[Given entries Boundary: Start]

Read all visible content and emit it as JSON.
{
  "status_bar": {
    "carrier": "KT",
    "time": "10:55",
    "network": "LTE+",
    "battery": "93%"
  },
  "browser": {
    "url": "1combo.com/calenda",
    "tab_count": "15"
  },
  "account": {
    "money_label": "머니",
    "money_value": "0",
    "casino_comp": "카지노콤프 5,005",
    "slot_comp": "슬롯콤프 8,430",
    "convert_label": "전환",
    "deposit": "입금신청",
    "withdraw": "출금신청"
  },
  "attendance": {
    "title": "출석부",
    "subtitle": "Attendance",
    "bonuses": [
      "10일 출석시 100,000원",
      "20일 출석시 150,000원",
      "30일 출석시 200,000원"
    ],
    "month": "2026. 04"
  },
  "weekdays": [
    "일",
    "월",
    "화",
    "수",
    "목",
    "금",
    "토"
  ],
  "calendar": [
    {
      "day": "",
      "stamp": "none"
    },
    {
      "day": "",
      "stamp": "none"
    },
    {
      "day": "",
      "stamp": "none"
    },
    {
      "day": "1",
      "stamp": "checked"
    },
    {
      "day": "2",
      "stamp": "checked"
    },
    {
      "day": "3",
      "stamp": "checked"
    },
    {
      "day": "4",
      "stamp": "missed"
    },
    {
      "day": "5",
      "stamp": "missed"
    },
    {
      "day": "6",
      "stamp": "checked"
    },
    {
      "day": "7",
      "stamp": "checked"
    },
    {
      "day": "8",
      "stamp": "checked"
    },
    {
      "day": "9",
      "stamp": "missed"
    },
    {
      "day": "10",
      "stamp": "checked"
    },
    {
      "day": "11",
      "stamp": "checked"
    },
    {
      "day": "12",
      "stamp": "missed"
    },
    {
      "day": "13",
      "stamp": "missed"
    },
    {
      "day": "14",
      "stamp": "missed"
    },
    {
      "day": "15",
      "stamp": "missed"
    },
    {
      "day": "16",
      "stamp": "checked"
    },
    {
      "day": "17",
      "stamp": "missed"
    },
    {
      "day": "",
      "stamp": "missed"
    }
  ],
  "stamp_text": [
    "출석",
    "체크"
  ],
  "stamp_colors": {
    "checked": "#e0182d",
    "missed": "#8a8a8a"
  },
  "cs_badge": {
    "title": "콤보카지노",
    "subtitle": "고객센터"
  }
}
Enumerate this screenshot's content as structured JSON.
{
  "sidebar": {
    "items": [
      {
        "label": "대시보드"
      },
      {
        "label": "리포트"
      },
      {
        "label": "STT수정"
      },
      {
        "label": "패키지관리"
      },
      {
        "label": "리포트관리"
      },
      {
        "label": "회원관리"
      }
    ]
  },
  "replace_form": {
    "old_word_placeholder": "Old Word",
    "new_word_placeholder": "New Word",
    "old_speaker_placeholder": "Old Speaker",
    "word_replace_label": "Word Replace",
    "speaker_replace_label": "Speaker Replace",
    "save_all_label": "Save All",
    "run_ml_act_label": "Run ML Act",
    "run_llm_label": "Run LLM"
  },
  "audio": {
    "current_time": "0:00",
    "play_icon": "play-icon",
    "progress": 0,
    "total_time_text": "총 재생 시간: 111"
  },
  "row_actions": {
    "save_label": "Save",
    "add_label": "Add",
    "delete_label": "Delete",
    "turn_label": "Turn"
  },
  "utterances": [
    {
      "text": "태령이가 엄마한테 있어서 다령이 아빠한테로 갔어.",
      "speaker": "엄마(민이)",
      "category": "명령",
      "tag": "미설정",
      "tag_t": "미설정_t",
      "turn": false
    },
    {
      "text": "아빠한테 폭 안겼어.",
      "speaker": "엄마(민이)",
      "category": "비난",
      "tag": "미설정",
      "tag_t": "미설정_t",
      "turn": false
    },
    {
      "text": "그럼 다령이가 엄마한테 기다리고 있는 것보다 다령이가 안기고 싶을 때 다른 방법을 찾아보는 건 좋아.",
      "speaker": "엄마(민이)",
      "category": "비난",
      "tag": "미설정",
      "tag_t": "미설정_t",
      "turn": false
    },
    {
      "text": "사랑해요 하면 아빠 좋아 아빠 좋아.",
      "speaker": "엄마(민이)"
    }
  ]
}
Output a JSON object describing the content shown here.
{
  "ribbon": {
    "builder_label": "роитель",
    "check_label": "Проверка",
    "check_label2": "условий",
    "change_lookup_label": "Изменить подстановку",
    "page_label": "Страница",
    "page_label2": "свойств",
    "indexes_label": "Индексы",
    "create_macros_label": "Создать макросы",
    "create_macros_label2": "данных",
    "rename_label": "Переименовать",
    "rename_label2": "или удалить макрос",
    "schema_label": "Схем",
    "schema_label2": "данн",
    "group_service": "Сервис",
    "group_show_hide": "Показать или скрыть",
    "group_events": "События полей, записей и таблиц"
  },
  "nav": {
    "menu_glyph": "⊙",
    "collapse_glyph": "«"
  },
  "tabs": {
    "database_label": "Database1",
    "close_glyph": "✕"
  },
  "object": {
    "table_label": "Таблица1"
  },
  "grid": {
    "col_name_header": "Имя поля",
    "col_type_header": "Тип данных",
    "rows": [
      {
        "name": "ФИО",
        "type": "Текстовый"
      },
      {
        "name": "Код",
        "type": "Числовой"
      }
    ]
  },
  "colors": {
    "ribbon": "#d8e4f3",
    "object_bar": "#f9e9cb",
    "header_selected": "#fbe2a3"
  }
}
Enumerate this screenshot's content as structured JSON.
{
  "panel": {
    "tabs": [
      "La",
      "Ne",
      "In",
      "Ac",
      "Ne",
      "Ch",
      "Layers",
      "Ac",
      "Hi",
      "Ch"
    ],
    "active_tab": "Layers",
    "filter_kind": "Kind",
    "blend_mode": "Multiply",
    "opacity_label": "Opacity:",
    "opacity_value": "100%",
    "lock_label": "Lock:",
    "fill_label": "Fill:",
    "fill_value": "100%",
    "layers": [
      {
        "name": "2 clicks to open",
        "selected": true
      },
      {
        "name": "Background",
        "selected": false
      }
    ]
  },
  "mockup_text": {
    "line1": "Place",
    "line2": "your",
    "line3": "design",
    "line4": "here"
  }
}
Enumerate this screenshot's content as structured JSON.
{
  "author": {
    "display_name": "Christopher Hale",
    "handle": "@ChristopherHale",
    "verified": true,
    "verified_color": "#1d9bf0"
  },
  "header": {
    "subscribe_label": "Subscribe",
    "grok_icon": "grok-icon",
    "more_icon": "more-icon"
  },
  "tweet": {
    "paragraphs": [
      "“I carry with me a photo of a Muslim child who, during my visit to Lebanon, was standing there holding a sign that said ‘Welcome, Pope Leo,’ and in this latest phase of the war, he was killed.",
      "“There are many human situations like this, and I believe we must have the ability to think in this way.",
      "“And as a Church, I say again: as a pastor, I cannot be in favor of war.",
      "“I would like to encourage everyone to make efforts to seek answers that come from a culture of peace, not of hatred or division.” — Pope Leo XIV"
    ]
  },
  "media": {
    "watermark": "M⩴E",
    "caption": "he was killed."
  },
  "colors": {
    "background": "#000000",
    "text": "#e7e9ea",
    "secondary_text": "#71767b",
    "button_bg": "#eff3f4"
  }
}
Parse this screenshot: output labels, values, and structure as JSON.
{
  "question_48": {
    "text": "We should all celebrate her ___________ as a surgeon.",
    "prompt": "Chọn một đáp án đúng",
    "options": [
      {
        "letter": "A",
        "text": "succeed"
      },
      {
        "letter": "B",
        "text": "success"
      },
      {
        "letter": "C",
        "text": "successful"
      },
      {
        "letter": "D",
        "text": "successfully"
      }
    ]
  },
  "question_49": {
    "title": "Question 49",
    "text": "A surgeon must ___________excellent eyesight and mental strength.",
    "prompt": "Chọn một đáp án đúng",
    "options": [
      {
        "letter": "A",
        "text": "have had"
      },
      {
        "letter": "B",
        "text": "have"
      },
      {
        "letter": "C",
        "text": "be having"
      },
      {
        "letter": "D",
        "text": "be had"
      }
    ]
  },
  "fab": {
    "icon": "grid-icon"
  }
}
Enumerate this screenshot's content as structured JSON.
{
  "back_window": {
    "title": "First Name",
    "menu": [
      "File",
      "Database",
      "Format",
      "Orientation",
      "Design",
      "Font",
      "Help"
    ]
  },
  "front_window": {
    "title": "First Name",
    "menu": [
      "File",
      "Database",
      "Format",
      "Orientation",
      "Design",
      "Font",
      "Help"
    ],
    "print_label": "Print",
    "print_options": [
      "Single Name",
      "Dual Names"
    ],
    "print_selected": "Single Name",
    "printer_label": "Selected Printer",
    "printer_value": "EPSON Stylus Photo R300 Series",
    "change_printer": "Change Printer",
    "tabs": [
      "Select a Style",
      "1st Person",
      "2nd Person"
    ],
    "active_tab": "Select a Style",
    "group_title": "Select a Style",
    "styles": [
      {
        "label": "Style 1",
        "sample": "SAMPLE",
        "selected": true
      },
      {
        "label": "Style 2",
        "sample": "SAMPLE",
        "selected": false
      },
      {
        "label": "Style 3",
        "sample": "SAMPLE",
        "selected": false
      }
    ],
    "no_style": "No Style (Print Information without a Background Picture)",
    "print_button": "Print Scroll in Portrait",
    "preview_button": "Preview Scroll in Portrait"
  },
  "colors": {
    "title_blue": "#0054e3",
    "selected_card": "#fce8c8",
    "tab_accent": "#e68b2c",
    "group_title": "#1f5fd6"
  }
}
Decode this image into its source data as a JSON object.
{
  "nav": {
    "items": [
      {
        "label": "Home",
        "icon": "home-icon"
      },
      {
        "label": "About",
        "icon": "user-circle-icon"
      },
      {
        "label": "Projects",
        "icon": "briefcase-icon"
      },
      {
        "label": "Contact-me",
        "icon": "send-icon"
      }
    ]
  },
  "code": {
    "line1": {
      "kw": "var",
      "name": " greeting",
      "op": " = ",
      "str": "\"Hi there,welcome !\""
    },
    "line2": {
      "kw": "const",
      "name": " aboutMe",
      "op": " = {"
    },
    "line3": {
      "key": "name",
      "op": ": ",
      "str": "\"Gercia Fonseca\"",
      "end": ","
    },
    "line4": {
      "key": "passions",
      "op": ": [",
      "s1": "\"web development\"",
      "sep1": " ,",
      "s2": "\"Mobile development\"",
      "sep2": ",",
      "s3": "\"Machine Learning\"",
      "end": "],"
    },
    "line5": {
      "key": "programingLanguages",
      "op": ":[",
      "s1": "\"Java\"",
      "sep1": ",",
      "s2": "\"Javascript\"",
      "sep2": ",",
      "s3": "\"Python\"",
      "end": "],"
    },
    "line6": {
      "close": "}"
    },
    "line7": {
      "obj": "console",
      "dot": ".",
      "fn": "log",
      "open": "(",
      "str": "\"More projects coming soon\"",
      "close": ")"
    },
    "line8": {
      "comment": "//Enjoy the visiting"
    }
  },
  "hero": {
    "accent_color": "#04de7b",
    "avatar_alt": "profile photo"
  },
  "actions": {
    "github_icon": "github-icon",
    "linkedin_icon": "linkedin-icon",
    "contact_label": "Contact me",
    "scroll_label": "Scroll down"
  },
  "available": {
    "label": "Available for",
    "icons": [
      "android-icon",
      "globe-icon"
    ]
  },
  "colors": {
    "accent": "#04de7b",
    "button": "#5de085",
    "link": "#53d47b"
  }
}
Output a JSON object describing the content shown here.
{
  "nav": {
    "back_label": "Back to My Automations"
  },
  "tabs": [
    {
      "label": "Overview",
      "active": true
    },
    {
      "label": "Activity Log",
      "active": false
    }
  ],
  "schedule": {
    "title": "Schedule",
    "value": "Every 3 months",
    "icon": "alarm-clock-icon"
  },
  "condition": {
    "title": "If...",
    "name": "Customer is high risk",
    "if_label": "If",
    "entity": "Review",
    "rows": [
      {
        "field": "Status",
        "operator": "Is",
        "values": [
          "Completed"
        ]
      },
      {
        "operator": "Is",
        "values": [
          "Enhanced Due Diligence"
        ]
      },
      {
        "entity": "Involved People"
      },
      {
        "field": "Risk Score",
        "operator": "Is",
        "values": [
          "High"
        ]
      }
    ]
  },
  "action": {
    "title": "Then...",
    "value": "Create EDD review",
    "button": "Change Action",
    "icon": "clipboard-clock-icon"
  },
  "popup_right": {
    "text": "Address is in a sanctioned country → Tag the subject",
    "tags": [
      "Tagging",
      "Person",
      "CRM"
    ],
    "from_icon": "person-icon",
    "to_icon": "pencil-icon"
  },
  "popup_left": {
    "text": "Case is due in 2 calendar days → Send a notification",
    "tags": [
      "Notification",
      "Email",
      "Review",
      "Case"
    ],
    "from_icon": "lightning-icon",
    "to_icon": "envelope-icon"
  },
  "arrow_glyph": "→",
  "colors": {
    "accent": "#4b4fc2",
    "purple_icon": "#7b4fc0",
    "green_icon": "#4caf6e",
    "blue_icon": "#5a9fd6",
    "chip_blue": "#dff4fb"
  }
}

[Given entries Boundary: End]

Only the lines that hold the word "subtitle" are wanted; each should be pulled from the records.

    "subtitle": "Attendance",
    "subtitle": "고객센터"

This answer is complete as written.